The Ferrari F40, in comparison, does 0-60 in 4 seconds and a 12-second quarter mile. Do you honestly believe a pro-stock drag car would ever stand a chance against an F40 on any strip of pavement longer than a half mile? Perhaps you see the flaw in the logic now.
You wanna talk power, show the dynos and that speaks for itself. One of my biggest pet peeves is that all these manufacturers and magazines spouting 0-60s and quarter mile times don't EVER show you the dynos, which actually do mean something. Who cares if you can get to 60 in 3 seconds, if your power drops off at 4k RPM and your max speed is 90, and it takes 25 more seconds to get there.
And any decent driver, with knowledge of what a car's powerband looks like, can easily take advantage of that info to dominate cars they normally shouldn't be competitive with, especially if you're going by 0-60s and quarter-mile times.
I'm glad the G37 can get to 60 quickly. But it sure does have a hard time getting to 140. And let me tell ya, if I'm on a track with one, I won't be spending much time at 60. The G37 is a dog at 100+, and is really not much of a "sports" car. I'm sure it seems extremely impressive to people not used to driving 100+, though, and to drivers that won't be doing much more than spirited sprints to the grocery store.
And hey, if any G37 drivers are offended, just look at it this way... at least you have a really nice stereo to play with. My SLK's stereo totally sucks.
Something similar happened to me on our drive from NY to Florida this Thanksgiving trip, except it was a Mustang stuck to our tailpipe. I got up to 115 and he kept up with me. Slowed due to traffic and the speed alarm (my SO) was going off like crazy and punching me in the arm. The mustang kept on going. Luckily I slowed down because we both got pulled over. The officer said I was going 84 in a 70!
But he got the mustang for a lot more.
Yeah, thank god for the speed alarms. Heh heh. Mine has saved my butt many times. There's a reason I'm paying almost $400/mo for insurance, and my "speed alarm" has no issue reminding me of the fact. That, and she loves to remind me that if I get caught doing reckless speeds, they won't let me drive anymore. I really can't imagine any hell worse than looking at my SLK in the garage and then walking down to the bus stop for a ride to work.
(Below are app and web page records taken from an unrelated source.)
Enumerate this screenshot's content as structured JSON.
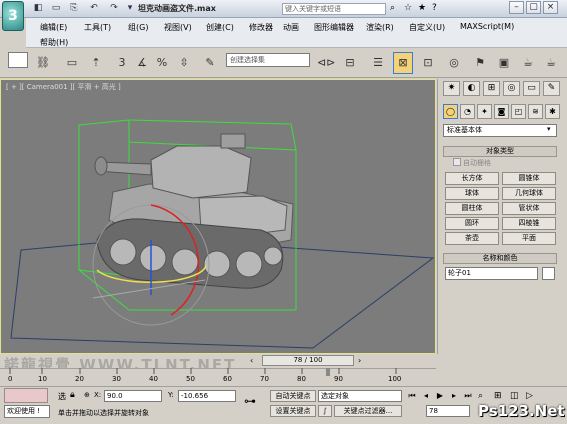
{
  "titlebar": {
    "title": "坦克动画盗文件.max",
    "search_placeholder": "键入关键字或短语",
    "quick_access": [
      "◧",
      "▭",
      "⎘",
      "↶",
      "↷",
      "▾"
    ]
  },
  "menu": {
    "row1": [
      "编辑(E)",
      "工具(T)",
      "组(G)",
      "视图(V)",
      "创建(C)",
      "修改器",
      "动画",
      "图形编辑器",
      "渲染(R)",
      "自定义(U)",
      "MAXScript(M)"
    ],
    "row2": [
      "帮助(H)"
    ]
  },
  "toolbar": {
    "selection_set_placeholder": "创建选择集"
  },
  "viewport": {
    "label": "[ + ][ Camera001 ][ 平滑 + 高光 ]"
  },
  "panel": {
    "primitive_type": "标准基本体",
    "object_type_title": "对象类型",
    "autogrid_label": "自动栅格",
    "object_buttons": [
      "长方体",
      "圆锥体",
      "球体",
      "几何球体",
      "圆柱体",
      "管状体",
      "圆环",
      "四棱锥",
      "茶壶",
      "平面"
    ],
    "name_color_title": "名称和颜色",
    "object_name": "轮子01"
  },
  "timeline": {
    "frame_indicator": "78 / 100",
    "ticks": [
      "0",
      "10",
      "20",
      "30",
      "40",
      "50",
      "60",
      "70",
      "80",
      "90",
      "100"
    ]
  },
  "status": {
    "welcome": "欢迎使用 !",
    "selection_label": "选",
    "x_label": "X:",
    "x_value": "90.0",
    "y_label": "Y:",
    "y_value": "-10.656",
    "auto_key": "自动关键点",
    "set_key": "设置关键点",
    "selected_object": "选定对象",
    "key_filters": "关键点过滤器...",
    "prompt": "单击并拖动以选择并旋转对象",
    "current_frame": "78"
  },
  "watermarks": {
    "left": "諾龍視覺 WWW.TLNT.NET",
    "right": "Ps123.Net"
  },
  "colors": {
    "viewport_bg": "#7c7c7c",
    "bbox_green": "#3ddc3d",
    "selection_yellow": "#f0e04a"
  }
}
PS - a stock Mustang, even a GT, is not competitive with the SLK. Certain Cobras and the 03/04-Mach1 would be, but none else. You gotta keep the contests to a minimum, so why waste it with granny cars? You may as well be racing those riced-out Civics, it's pretty much the same thing.